▸ TASK OBJECTIVE
Look through the data for the string "заказчику". Copy every line where it is found.

————————

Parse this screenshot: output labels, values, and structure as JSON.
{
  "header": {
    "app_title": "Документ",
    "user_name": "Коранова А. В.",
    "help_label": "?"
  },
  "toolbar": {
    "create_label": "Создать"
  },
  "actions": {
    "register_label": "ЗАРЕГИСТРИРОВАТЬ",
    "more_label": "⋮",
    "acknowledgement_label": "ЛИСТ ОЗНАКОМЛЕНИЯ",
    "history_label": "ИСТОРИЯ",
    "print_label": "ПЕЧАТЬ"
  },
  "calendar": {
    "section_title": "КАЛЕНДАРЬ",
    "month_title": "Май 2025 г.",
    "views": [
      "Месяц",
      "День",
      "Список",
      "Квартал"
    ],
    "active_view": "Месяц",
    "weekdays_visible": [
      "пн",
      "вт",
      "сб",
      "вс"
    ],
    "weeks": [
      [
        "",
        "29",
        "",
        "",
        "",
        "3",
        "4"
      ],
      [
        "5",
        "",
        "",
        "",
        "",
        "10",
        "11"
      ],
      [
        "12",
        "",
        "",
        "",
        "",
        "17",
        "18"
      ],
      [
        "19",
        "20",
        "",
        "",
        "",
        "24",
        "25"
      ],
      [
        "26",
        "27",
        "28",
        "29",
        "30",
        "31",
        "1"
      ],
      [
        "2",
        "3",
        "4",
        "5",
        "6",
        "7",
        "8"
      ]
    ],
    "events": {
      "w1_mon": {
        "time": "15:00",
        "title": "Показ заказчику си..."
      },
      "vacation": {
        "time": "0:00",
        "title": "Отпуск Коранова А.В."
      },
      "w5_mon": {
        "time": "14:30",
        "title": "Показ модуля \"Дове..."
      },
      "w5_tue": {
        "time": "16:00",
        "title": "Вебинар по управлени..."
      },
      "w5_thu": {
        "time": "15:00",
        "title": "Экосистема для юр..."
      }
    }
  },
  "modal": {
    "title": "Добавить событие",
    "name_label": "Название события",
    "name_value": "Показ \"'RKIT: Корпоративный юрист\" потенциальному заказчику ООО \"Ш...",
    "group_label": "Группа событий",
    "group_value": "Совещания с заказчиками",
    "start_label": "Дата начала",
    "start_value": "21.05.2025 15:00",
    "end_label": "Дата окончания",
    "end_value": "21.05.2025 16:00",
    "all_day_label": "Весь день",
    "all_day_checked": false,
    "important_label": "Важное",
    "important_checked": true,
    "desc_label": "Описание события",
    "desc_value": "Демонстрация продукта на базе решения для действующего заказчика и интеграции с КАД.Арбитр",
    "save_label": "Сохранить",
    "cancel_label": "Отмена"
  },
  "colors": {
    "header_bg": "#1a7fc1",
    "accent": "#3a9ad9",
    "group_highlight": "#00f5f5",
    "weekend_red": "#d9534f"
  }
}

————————

▸ RESULT OF THE TASK
        "title": "Показ заказчику си..."
    "name_value": "Показ \"'RKIT: Корпоративный юрист\" потенциальному заказчику ООО \"Ш...",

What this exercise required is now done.